All-Payer Healthcare: What it is and Who Uses it

As states experiment with a modified all-payer healthcare system, taxpayers and hospitals in those areas should consider how it will affect them. 

The Foundation of All-Payer Healthcare 

With an all-payer healthcare system, patients and insurance companies are billed an amount established by state officials, and hospitals are paid a flat rate. This system works to ensure that all patients are charged the same amount for the same treatment or service and to lessen the burden of healthcare expenses. It also guarantees a set annual revenue for hospitals. In the 1970s and 80s, a number of states implemented this pricing system; however, this was quickly repealed across the country. Currently, Maryland is the only U.S. state to still use this healthcare system.  

All-Payer Healthcare Today 

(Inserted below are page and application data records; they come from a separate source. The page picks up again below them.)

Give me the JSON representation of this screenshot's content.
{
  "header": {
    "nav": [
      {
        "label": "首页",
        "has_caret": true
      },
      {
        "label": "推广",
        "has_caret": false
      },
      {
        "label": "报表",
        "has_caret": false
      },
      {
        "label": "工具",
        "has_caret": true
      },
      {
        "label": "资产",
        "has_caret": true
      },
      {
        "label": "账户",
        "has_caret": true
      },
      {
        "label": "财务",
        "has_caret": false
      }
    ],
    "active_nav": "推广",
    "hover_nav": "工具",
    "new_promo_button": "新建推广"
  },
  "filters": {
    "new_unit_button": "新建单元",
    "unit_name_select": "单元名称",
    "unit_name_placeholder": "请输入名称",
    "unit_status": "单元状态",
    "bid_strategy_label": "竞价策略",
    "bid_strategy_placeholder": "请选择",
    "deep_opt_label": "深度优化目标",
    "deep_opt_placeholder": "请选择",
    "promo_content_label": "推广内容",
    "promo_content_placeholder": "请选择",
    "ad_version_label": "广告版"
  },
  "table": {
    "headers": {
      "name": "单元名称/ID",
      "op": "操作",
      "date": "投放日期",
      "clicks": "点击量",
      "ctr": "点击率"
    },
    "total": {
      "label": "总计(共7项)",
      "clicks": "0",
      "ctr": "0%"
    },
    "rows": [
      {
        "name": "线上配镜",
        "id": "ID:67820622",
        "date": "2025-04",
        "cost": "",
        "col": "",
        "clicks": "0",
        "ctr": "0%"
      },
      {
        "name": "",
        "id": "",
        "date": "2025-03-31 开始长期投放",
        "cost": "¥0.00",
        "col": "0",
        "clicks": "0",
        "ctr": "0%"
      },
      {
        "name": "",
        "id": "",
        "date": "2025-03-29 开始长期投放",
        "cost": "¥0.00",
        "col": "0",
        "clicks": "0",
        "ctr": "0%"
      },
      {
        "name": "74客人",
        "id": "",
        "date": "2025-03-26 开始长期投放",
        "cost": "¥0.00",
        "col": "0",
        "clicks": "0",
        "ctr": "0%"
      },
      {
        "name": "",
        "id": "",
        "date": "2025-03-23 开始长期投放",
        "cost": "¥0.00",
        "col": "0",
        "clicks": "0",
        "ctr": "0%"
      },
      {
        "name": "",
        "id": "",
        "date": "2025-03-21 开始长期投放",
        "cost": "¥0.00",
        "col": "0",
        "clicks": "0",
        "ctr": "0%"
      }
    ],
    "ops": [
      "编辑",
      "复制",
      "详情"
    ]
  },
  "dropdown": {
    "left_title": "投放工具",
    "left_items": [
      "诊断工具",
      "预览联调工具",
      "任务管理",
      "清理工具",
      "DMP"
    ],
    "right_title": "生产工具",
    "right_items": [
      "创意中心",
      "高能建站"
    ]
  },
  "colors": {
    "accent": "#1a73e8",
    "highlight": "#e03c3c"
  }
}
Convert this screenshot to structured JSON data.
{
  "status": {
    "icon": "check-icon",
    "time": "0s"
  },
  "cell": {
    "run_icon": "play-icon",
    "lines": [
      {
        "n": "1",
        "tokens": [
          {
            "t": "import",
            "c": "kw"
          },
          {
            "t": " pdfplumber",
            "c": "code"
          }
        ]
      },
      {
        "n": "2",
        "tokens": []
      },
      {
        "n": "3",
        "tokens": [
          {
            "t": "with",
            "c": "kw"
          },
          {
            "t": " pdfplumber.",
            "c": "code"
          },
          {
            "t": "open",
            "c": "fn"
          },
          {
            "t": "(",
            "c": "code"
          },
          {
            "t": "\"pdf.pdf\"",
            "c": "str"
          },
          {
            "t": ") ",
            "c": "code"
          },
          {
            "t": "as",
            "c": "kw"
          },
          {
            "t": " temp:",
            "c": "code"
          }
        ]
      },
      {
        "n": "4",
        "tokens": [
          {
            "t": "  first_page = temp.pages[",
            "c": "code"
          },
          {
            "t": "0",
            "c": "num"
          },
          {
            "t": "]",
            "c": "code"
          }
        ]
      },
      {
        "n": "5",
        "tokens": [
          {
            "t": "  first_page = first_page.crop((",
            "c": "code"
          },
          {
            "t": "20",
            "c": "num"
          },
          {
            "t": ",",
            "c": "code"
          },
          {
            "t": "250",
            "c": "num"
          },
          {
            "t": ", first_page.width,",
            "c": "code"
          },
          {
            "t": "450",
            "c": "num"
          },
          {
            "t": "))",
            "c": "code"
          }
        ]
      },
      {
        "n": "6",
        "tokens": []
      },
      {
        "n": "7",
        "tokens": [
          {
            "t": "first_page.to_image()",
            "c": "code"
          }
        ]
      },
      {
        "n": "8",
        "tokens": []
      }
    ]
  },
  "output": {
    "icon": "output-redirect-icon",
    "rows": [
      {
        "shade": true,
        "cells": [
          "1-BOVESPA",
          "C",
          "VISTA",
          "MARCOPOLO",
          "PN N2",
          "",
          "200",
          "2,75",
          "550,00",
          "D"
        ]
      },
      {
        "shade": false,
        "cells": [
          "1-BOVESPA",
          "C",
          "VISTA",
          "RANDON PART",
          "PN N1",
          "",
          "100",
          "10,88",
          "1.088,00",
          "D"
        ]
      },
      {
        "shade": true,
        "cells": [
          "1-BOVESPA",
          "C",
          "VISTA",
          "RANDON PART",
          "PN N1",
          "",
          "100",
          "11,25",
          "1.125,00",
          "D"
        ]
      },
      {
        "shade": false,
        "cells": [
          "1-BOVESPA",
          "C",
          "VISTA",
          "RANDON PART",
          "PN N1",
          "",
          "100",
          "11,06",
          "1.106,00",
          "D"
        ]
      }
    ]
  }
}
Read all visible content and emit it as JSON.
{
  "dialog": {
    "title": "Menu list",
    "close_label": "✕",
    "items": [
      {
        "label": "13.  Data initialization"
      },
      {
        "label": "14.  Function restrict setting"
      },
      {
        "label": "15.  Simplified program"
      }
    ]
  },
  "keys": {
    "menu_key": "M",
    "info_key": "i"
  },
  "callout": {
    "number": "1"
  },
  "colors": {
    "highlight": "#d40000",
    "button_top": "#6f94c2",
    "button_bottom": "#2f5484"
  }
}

A couple of states are revisiting all-payer healthcare to make changes that better meet their residents’ needs. Pennsylvania and Vermont have adopted versions of all-payer healthcare within the last two years, with a primary objective of addressing the total cost of care. Pennsylvania’s model was established to help increase their rural citizens’ access to high-quality care and the rural hospitals’ financial well-beings. Under this system, hospitals receive a monthly flat rate based on all-payer global budgets and are required to provide quality of care in their local communities. Vermont, similarly, implemented an all-payer accountable care organization model involving Medicare, Medicaid, and commercial healthcare payers with aims to improve healthcare value and quality.  


Hospitals in Pennsylvania can qualify for this program if they are either a critical access or acute care hospital in a rural area (payers in the state, such as Medicaid and commercial plans, are also eligible). All physicians and clinicians in Vermont are eligible to participate.  


For now, both states are receiving funding for the projects through the Centers for Medicare & Medicaid Services (CMS). However, at the root of all-payer healthcare, is a payment method through which hospitals are paid with taxes and premiums from individuals and businesses. 

It should be noted that at the inception of Maryland’s all-payer healthcare system, their hospitals’ admissions cost was above the national average. Over time this dropped, and Maryland’s rate is now the lowest in the country. 


The pilot programs in Pennsylvania and Vermont continue, while Maryland also experiments with adjustments and improvements to their system. As this program is still in the early stages and only being tested by a few states, hospitals and taxpayers across the country may have many questions. To understand how this could affect you, contact our tax experts at Sikich.  

This publication contains general information only and Sikich is not, by means of this publication, rendering accounting, business, financial, investment, legal, tax, or any other professional advice or services. This publication is not a substitute for such professional advice or services, nor should you use it as a basis for any decision, action or omission that may affect you or your business. Before making any decision, taking any action or omitting an action that may affect you or your business, you should consult a qualified professional advisor. In addition, this publication may contain certain content generated by an artificial intelligence (AI) language model. You acknowledge that Sikich shall not be responsible for any loss sustained by you or any person who relies on this publication.

About the Author